An article highlighting NETL’s research into the use of laser spectrometry to collect data vital to ensuring the efficacy and safety of geologic carbon storage sites was recently featured in the July edition of the Journal on Analytical Atomic Spectrometry (JAAS). JAAS is a highly regarded, peer-reviewed research publication that focuses on fundamentals, instrumentation, and methods in the determination, speciation, and isotopic analysis of trace elements.

The NETL research team’s article, titled “In situ measurements of calcium carbonate dissolution under rising CO2 pressure using underwater laser-induced breakdown spectroscopy,” was co-authored by Christian L. Goueguel, Jinesh C. Jain, Dustin L. McIntyre, Cantwell G. Carson, and Harry M. Edenborn. The study focused on the application of underwater laser-induced breakdown spectroscopy for rapid in situ measurements of calcium carbonate dissolution as a function of CO2 pressure.

While performing carbon storage in geologic formations, it is vital to understand the way that the reservoir rocks and the cap rocks that seal the reservoirs interact with the CO2. These interactions will impact the amount of CO2 that can effectively be trapped within the minerals and native fluids of the reservoir, determining both quantity and the security of long-term storage. Limestone, for instance, is an extremely common buffering rock that becomes reactive when exposed to CO2 and alters in such a way that its porosity and permeability can increase and create a potential pathway for the CO2 to leak to the surface.

The geophysics research team, understanding the importance of predicting the behavior of reservoir rocks over long durations, sought to develop a methodology that could accurately simulate field testing experiments within a laboratory environment—thereby increasing the cost-effectiveness of the research.
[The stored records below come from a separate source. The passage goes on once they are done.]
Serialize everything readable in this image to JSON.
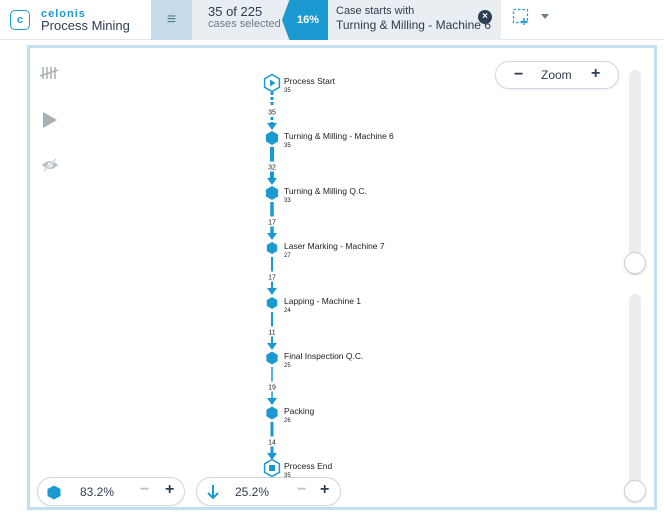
{
  "brand": {
    "logo_letter": "c",
    "name": "celonis",
    "product": "Process Mining"
  },
  "selection": {
    "count_text": "35 of 225",
    "sub_text": "cases selected",
    "percent": "16%"
  },
  "filter": {
    "line1": "Case starts with",
    "line2": "Turning & Milling - Machine 6"
  },
  "zoom": {
    "label": "Zoom",
    "minus": "−",
    "plus": "+"
  },
  "activity_slider": {
    "value": "83.2%",
    "minus": "−",
    "plus": "+"
  },
  "connection_slider": {
    "value": "25.2%",
    "minus": "−",
    "plus": "+"
  },
  "process": {
    "start": {
      "label": "Process Start",
      "count": "35"
    },
    "end": {
      "label": "Process End",
      "count": "35"
    },
    "activities": [
      {
        "label": "Turning & Milling - Machine 6",
        "count": "35"
      },
      {
        "label": "Turning & Milling Q.C.",
        "count": "33"
      },
      {
        "label": "Laser Marking - Machine 7",
        "count": "27"
      },
      {
        "label": "Lapping - Machine 1",
        "count": "24"
      },
      {
        "label": "Final Inspection Q.C.",
        "count": "25"
      },
      {
        "label": "Packing",
        "count": "26"
      }
    ],
    "connections": [
      "35",
      "32",
      "17",
      "17",
      "11",
      "19",
      "14"
    ]
  },
  "colors": {
    "accent": "#1b9ad1",
    "panel_bg": "#e9eef2",
    "menu_bg": "#c7dceb",
    "text": "#2c3e50"
  },
  "icons": {
    "logo": "celonis-logo-icon",
    "menu": "hamburger-icon",
    "close": "close-circle-icon",
    "selection": "selection-frame-icon",
    "dropdown": "chevron-down-icon",
    "tools": [
      "tally-marks-icon",
      "play-icon",
      "eye-slash-icon"
    ],
    "activity": "hexagon-icon",
    "connection": "arrow-down-icon"
  }
}
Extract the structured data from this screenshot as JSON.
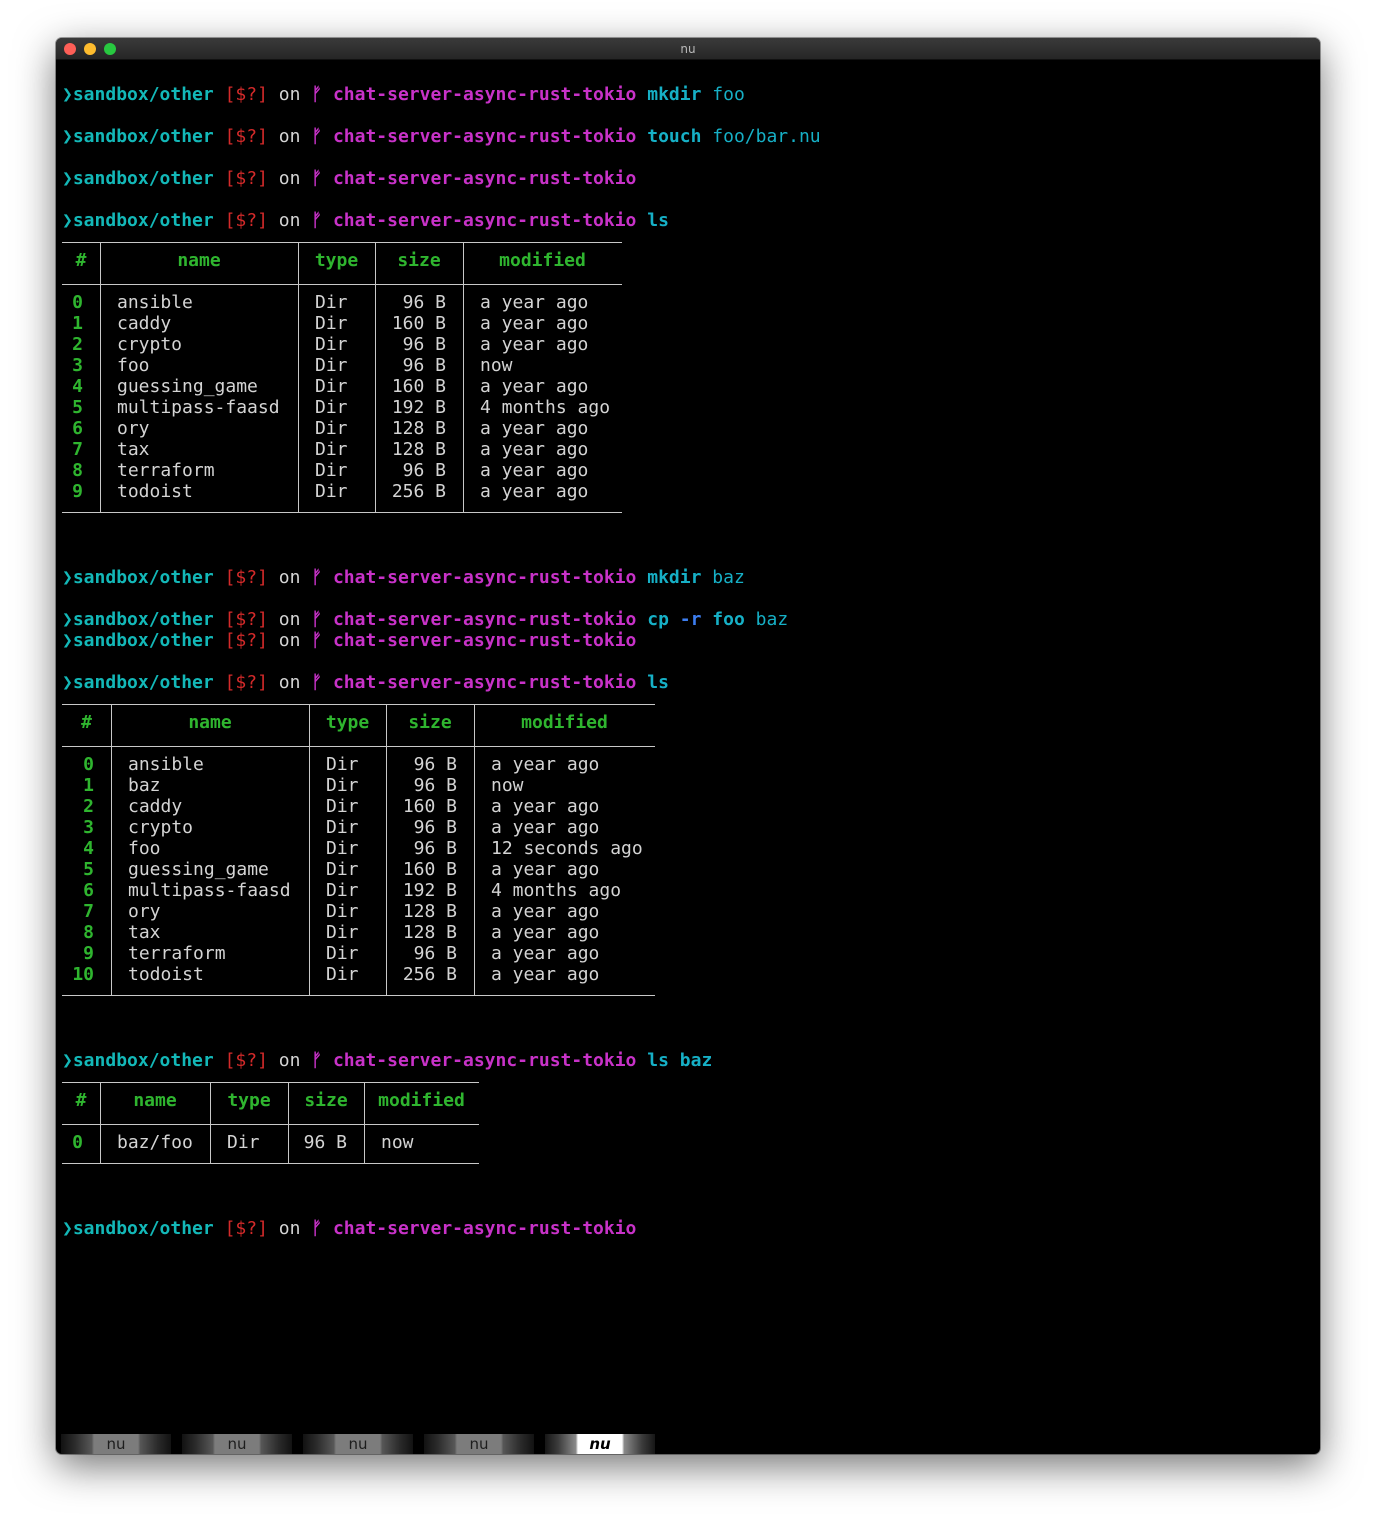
{
  "window": {
    "title": "nu"
  },
  "prompt": {
    "arrow": "❯",
    "path": "sandbox/other",
    "status": "[$?]",
    "on": "on",
    "branch_icon": "ᚠ",
    "branch": "chat-server-async-rust-tokio"
  },
  "commands": [
    {
      "cmd": "mkdir",
      "args": [
        {
          "text": "foo",
          "kind": "arg"
        }
      ]
    },
    {
      "cmd": "touch",
      "args": [
        {
          "text": "foo/bar.nu",
          "kind": "arg"
        }
      ]
    },
    {
      "cmd": "",
      "args": []
    },
    {
      "cmd": "ls",
      "args": []
    },
    {
      "cmd": "mkdir",
      "args": [
        {
          "text": "baz",
          "kind": "arg"
        }
      ]
    },
    {
      "cmd": "cp",
      "args": [
        {
          "text": "-r",
          "kind": "flag"
        },
        {
          "text": "foo",
          "kind": "cmd"
        },
        {
          "text": "baz",
          "kind": "arg"
        }
      ]
    },
    {
      "cmd": "",
      "args": []
    },
    {
      "cmd": "ls",
      "args": []
    },
    {
      "cmd": "ls",
      "args": [
        {
          "text": "baz",
          "kind": "cmd"
        }
      ]
    },
    {
      "cmd": "",
      "args": []
    }
  ],
  "tables": [
    {
      "headers": [
        "#",
        "name",
        "type",
        "size",
        "modified"
      ],
      "rows": [
        [
          "0",
          "ansible",
          "Dir",
          "96 B",
          "a year ago"
        ],
        [
          "1",
          "caddy",
          "Dir",
          "160 B",
          "a year ago"
        ],
        [
          "2",
          "crypto",
          "Dir",
          "96 B",
          "a year ago"
        ],
        [
          "3",
          "foo",
          "Dir",
          "96 B",
          "now"
        ],
        [
          "4",
          "guessing_game",
          "Dir",
          "160 B",
          "a year ago"
        ],
        [
          "5",
          "multipass-faasd",
          "Dir",
          "192 B",
          "4 months ago"
        ],
        [
          "6",
          "ory",
          "Dir",
          "128 B",
          "a year ago"
        ],
        [
          "7",
          "tax",
          "Dir",
          "128 B",
          "a year ago"
        ],
        [
          "8",
          "terraform",
          "Dir",
          "96 B",
          "a year ago"
        ],
        [
          "9",
          "todoist",
          "Dir",
          "256 B",
          "a year ago"
        ]
      ]
    },
    {
      "headers": [
        "#",
        "name",
        "type",
        "size",
        "modified"
      ],
      "rows": [
        [
          "0",
          "ansible",
          "Dir",
          "96 B",
          "a year ago"
        ],
        [
          "1",
          "baz",
          "Dir",
          "96 B",
          "now"
        ],
        [
          "2",
          "caddy",
          "Dir",
          "160 B",
          "a year ago"
        ],
        [
          "3",
          "crypto",
          "Dir",
          "96 B",
          "a year ago"
        ],
        [
          "4",
          "foo",
          "Dir",
          "96 B",
          "12 seconds ago"
        ],
        [
          "5",
          "guessing_game",
          "Dir",
          "160 B",
          "a year ago"
        ],
        [
          "6",
          "multipass-faasd",
          "Dir",
          "192 B",
          "4 months ago"
        ],
        [
          "7",
          "ory",
          "Dir",
          "128 B",
          "a year ago"
        ],
        [
          "8",
          "tax",
          "Dir",
          "128 B",
          "a year ago"
        ],
        [
          "9",
          "terraform",
          "Dir",
          "96 B",
          "a year ago"
        ],
        [
          "10",
          "todoist",
          "Dir",
          "256 B",
          "a year ago"
        ]
      ]
    },
    {
      "headers": [
        "#",
        "name",
        "type",
        "size",
        "modified"
      ],
      "rows": [
        [
          "0",
          "baz/foo",
          "Dir",
          "96 B",
          "now"
        ]
      ]
    }
  ],
  "tabs": [
    {
      "label": "nu",
      "active": false
    },
    {
      "label": "nu",
      "active": false
    },
    {
      "label": "nu",
      "active": false
    },
    {
      "label": "nu",
      "active": false
    },
    {
      "label": "nu",
      "active": true
    }
  ]
}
A hurdle facing most laboratory attempts to execute experiments involving CO2 in high-pressure environments is the difficulty in sampling the fluid during the experiment. To counter this challenge, the NETL team tested the use of laser-induced breakdown spectroscopy (LIBS). LIBS is a powerful analytical technique that allows researchers to determine trace-element distribution and concentrations with parts per million resolution, high sensitivity, and low detection limit.

The research team concluded that the use of underwater LIBS was an effective method of acquiring direct in situ measurements of calcium carbonate dissolution when paired with elevated CO2 levels. While not conclusive, the team believes that underwater LIBS has the potential to advance geologic carbon storage research by providing a practical means of acquiring real-time data on elements released during carbonate dissolution resulting from the degradation of cement seals.

Data collected by the NETL research team, and from future research performed using the techniques they validated, are crucial to geological carbon storage efforts. The ingenuity demonstrated by the NETL researchers involved in this project is a key component to advancing NETL’s mission of discovering, integrating, and maturing technology solutions to enhance the nation’s energy foundation and protect the environment for future generations.